▸ **Records for the exercise**
———

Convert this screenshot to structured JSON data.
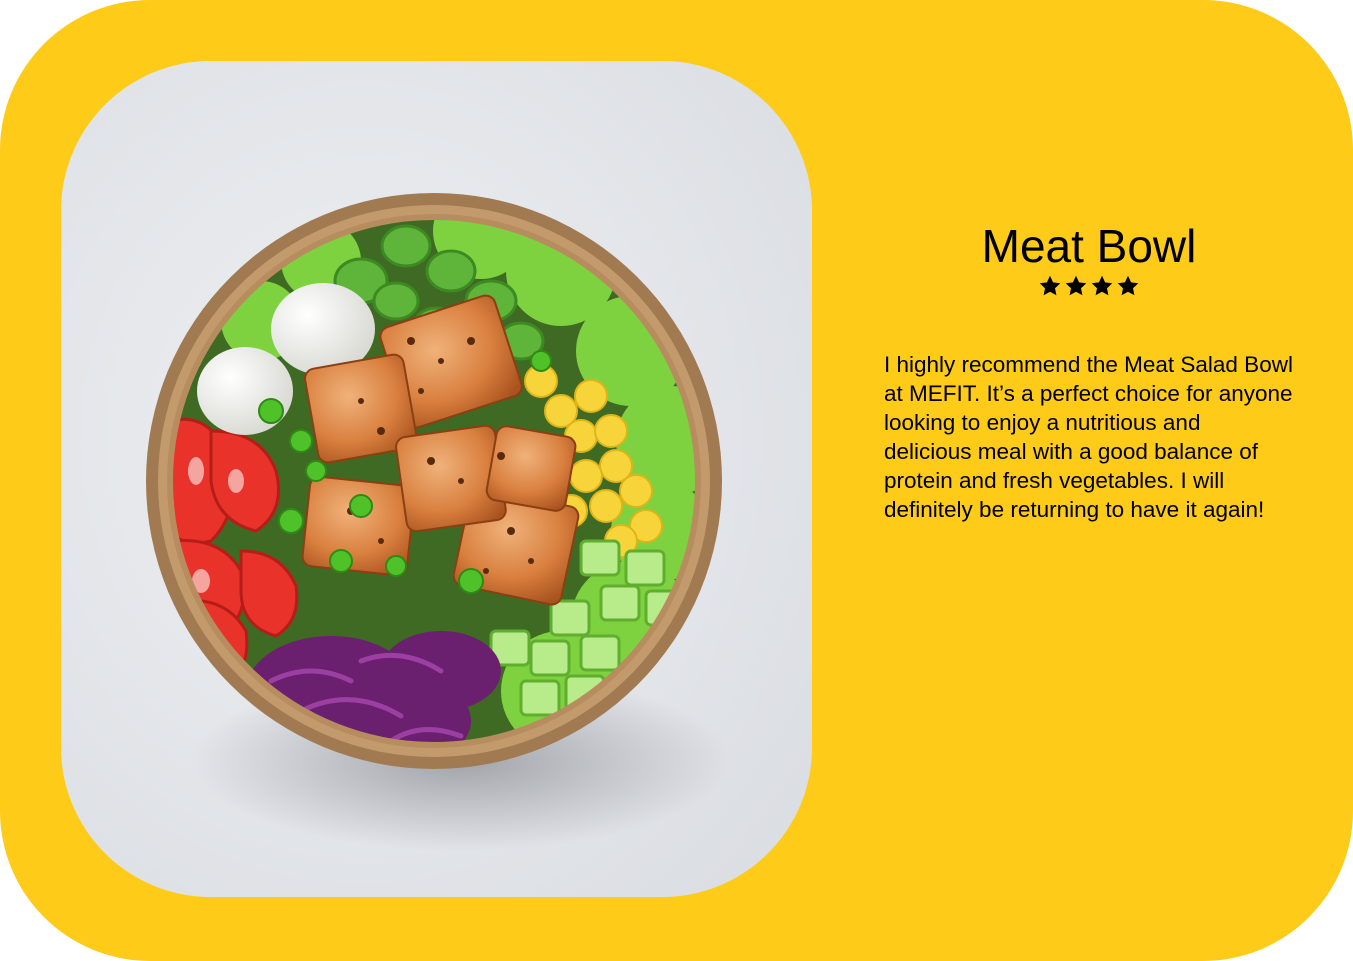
{
  "product": {
    "title": "Meat Bowl",
    "rating": 4,
    "rating_max": 4,
    "review": "I highly recommend the Meat Salad Bowl at MEFIT. It’s a perfect choice for anyone looking to enjoy a nutritious and delicious meal with a good balance of protein and fresh vegetables. I will definitely be returning to have it again!",
    "image_subject": "salad-bowl-photo"
  },
  "colors": {
    "card_background": "#FDCB18",
    "photo_background": "#E6E8EC",
    "text": "#000000",
    "star": "#000000"
  },
  "icons": {
    "rating_star": "star-icon"
  }
}
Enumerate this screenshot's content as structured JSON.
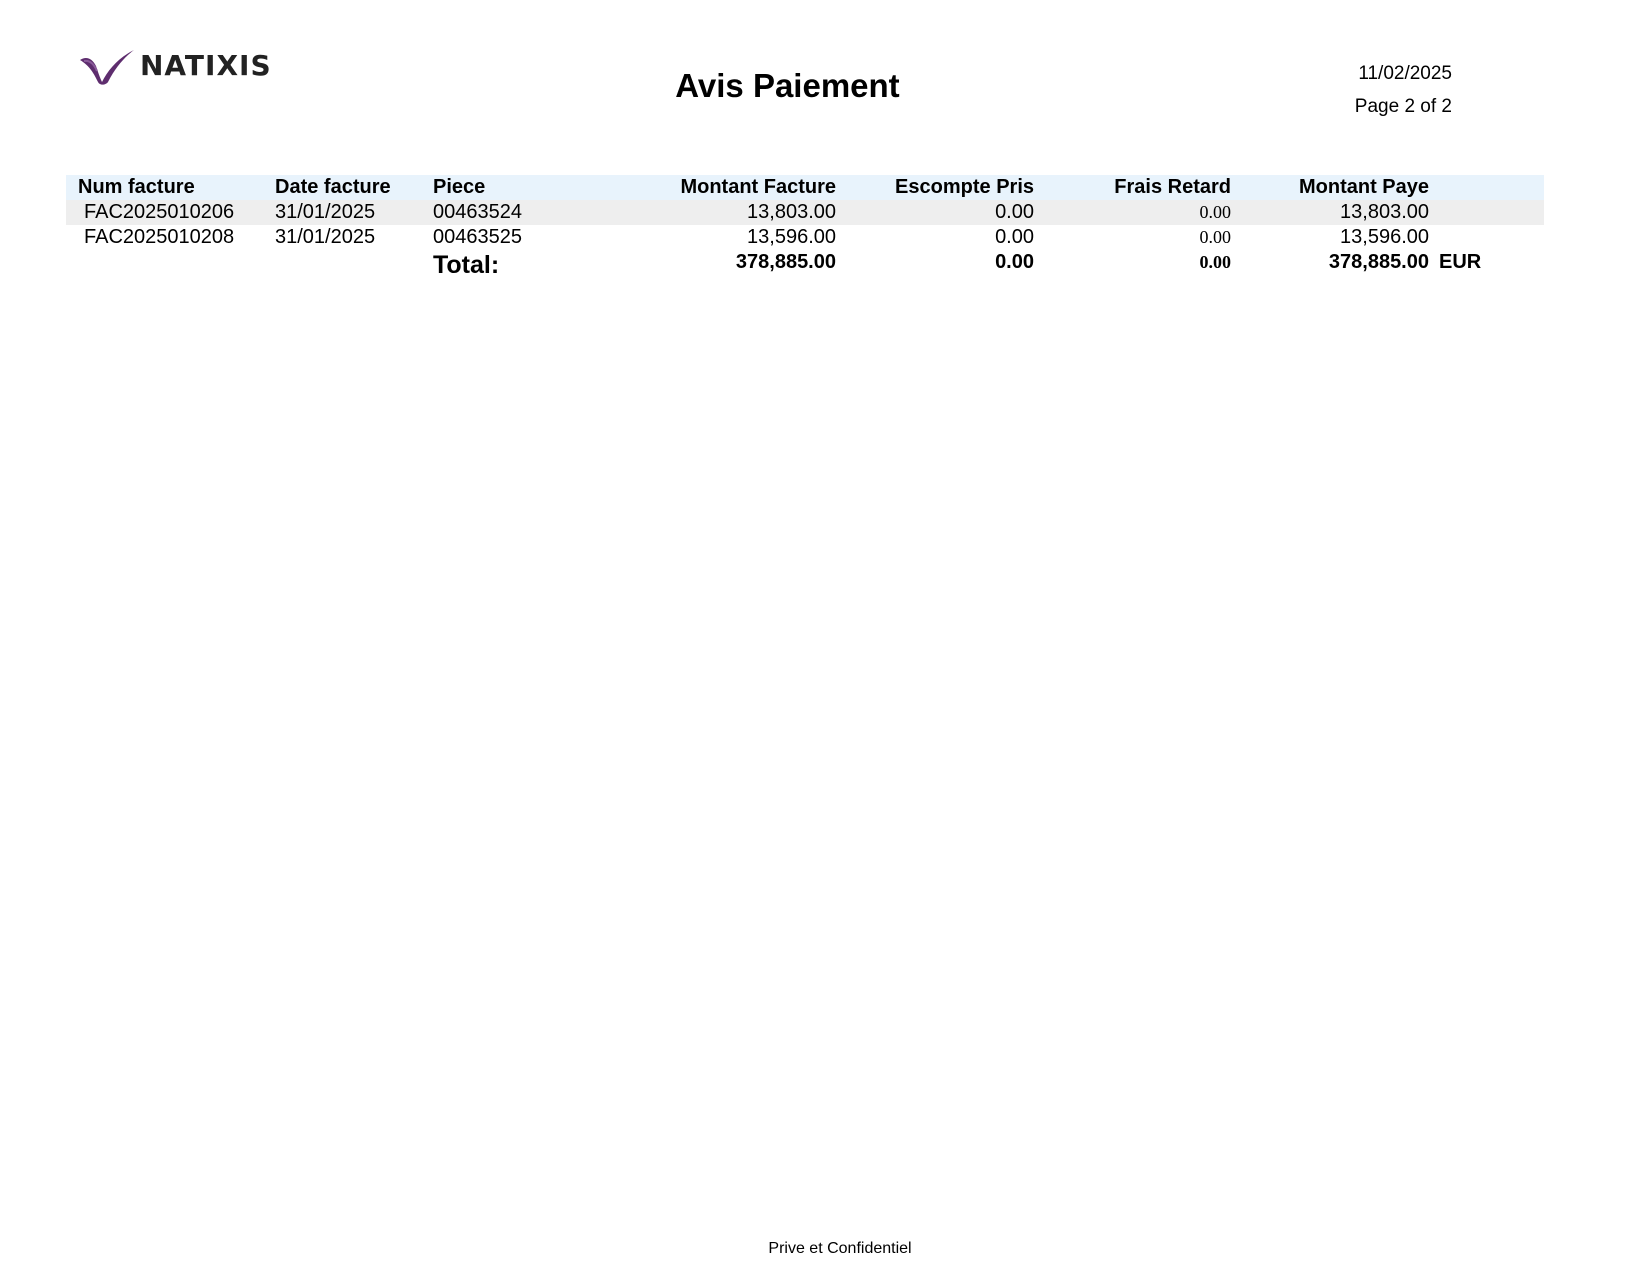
{
  "brand": {
    "logo_text": "NATIXIS",
    "logo_color": "#5e2d6e"
  },
  "header": {
    "title": "Avis Paiement",
    "date": "11/02/2025",
    "page": "Page 2 of 2"
  },
  "table": {
    "columns": [
      "Num facture",
      "Date facture",
      "Piece",
      "Montant Facture",
      "Escompte Pris",
      "Frais Retard",
      "Montant Paye"
    ],
    "rows": [
      [
        "FAC2025010206",
        "31/01/2025",
        "00463524",
        "13,803.00",
        "0.00",
        "0.00",
        "13,803.00"
      ],
      [
        "FAC2025010208",
        "31/01/2025",
        "00463525",
        "13,596.00",
        "0.00",
        "0.00",
        "13,596.00"
      ]
    ],
    "total": {
      "label": "Total:",
      "montant_facture": "378,885.00",
      "escompte_pris": "0.00",
      "frais_retard": "0.00",
      "montant_paye": "378,885.00",
      "currency": "EUR"
    },
    "header_bg": "#e8f3fc",
    "shaded_row_bg": "#eeeeee"
  },
  "footer": {
    "text": "Prive et Confidentiel"
  }
}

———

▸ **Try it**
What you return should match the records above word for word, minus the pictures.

▸ **Expected output**
Convert this screenshot to structured JSON data.
{
  "product": {
    "title": "Meat Bowl",
    "rating": 4,
    "rating_max": 4,
    "review": "I highly recommend the Meat Salad Bowl at MEFIT. It’s a perfect choice for anyone looking to enjoy a nutritious and delicious meal with a good balance of protein and fresh vegetables. I will definitely be returning to have it again!",
    "image_subject": "salad-bowl-photo"
  },
  "colors": {
    "card_background": "#FDCB18",
    "photo_background": "#E6E8EC",
    "text": "#000000",
    "star": "#000000"
  },
  "icons": {
    "rating_star": "star-icon"
  }
}
Enumerate this screenshot's content as structured JSON.
{
  "brand": {
    "logo_text": "NATIXIS",
    "logo_color": "#5e2d6e"
  },
  "header": {
    "title": "Avis Paiement",
    "date": "11/02/2025",
    "page": "Page 2 of 2"
  },
  "table": {
    "columns": [
      "Num facture",
      "Date facture",
      "Piece",
      "Montant Facture",
      "Escompte Pris",
      "Frais Retard",
      "Montant Paye"
    ],
    "rows": [
      [
        "FAC2025010206",
        "31/01/2025",
        "00463524",
        "13,803.00",
        "0.00",
        "0.00",
        "13,803.00"
      ],
      [
        "FAC2025010208",
        "31/01/2025",
        "00463525",
        "13,596.00",
        "0.00",
        "0.00",
        "13,596.00"
      ]
    ],
    "total": {
      "label": "Total:",
      "montant_facture": "378,885.00",
      "escompte_pris": "0.00",
      "frais_retard": "0.00",
      "montant_paye": "378,885.00",
      "currency": "EUR"
    },
    "header_bg": "#e8f3fc",
    "shaded_row_bg": "#eeeeee"
  },
  "footer": {
    "text": "Prive et Confidentiel"
  }
}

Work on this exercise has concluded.